This Halloween, medical students are refusing to endorse the horrifying for-profit healthcare system as it exists
By Emily Kirchner
Common Dreams, Oct. 27, 2016
A few days ago, I was studying a medical diagram in a coffee shop when a man in his mid-forties walked in. His face was red, he was sweating, he looked upset.
“Please, can anyone help me?” he asked. “My daughter is at Children’s Hospital for seizures and she needs medicine. My credit card is maxed out. I need $16.50.”
A few weeks ago, I was listening to a friend describe a Pennsylvania Insurance Department hearing on proposed rate hikes for marketplace health insurance premiums.
“One insurance company representative actually asked the department to consider the health of the company,” he said. After this hearing, all six insurance firms received rate increases, often more than the rate increases they had requested.
A few months ago, I was standing in the operating room. The attending surgeon was instructing the resident about how to deal with a patient who had insurance difficulties.
“Well, the patient is going to say, ‘My insurance says they won’t pay for it,'” he said. “You say, ‘That’s not my problem.

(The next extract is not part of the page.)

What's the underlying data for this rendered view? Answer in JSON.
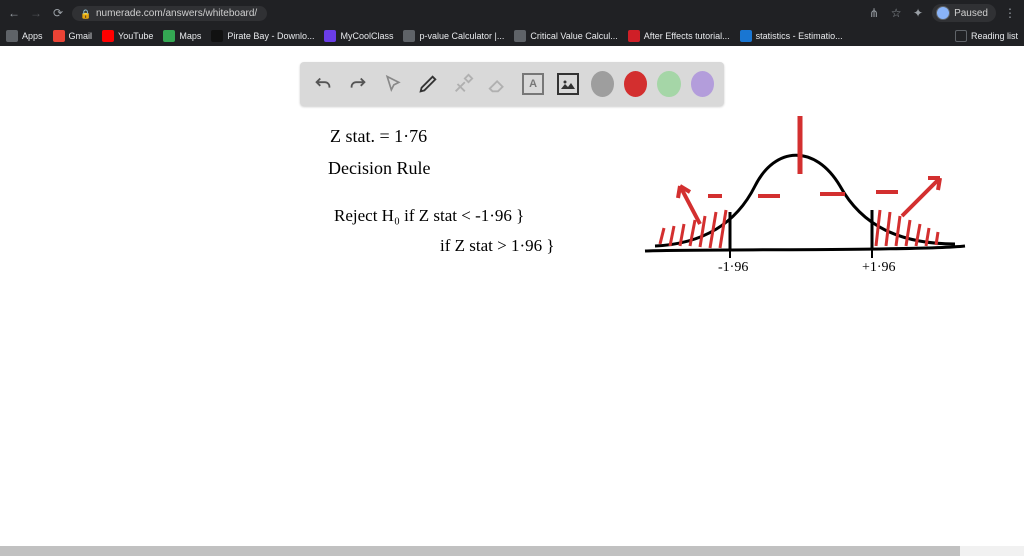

I gave you my advice.'”
Before you dismiss the coffee shop encounter as a panhandler pestering customers, consider that we live in a country where some medications have unaffordable copays, that many people go without needed medicines, and that people often have to make a choice between seeing the doctor and paying their utility bill.
Before you dismiss the big premium increases by pointing to Obamacare’s subsidies, consider that we live in a country where insurance firms helped write the Affordable Care Act, that millions of people remain uninsured despite the ACA, and that copays and deductibles are sharply rising.
Incidentally, the “health of the company” is not the kind of health I give a damn about.
Before you dismiss the attending surgeon’s callous attitude as difficult reality in a changing practice environment, consider that our current inefficient health care system harms patients, that doctors spend hours of their time demanding necessary tests and procedures from health insurance corporations that deny medical care because it threatens their bottom line, and that burnout contributes to hundreds of physician suicides each year.
This picture is horrifying. So horrifying that medical students like me believe that this Halloween is the perfect time to once again focus attention on our fractured health care system.
Our message: Private health insurance is a trick. We just want to treat our patients.
Our demand: An improved, expanded, “Medicare for all” national health program. It’s the only way to provide affordable, quality care for everyone.
Students for a National Health Program (SNaHP) is sponsoring the Second Annual Medicare-for-All National Student Day of Action on October 31, dubbed #TreatNotTrick. More than a few of us will be wearing Halloween costumes.
The actions are co-sponsored by the American Medical Student Association, the Latino Medical Student Association, White Coats for Black Lives, and many regional and local groups.
In Boston, students will host a public demonstration and call-in asking Rep. Mike Capuano to sign on to the single-payer bill, H.R. 676. In Ohio, medical students will visit Sen. Sherrod Brown and ask him to sponsor a Senate single-payer bill. In Philadelphia, students will rally and memorialize the lives lost to uninsurance and underinsurance with a candlelight vigil.
From California to Minnesota to Tennessee, no less than 33 medical schools are hosting campus events, rallies, lobby visits and demanding attention for improved, expanded Medicare for All right before the November elections.
This Halloween, medical students are refusing to endorse the horrifying system as it exists. We will don our white coats and witches hats, publicly and politically demanding the ability to #TreatNotTrick. Join us.
Emily Kirchner is a medical student at Lewis Katz School of Medicine at Temple University. She is a student member of the Board of Directors of Physicians for a National Health Program, and is also active in Students for a National Health Program.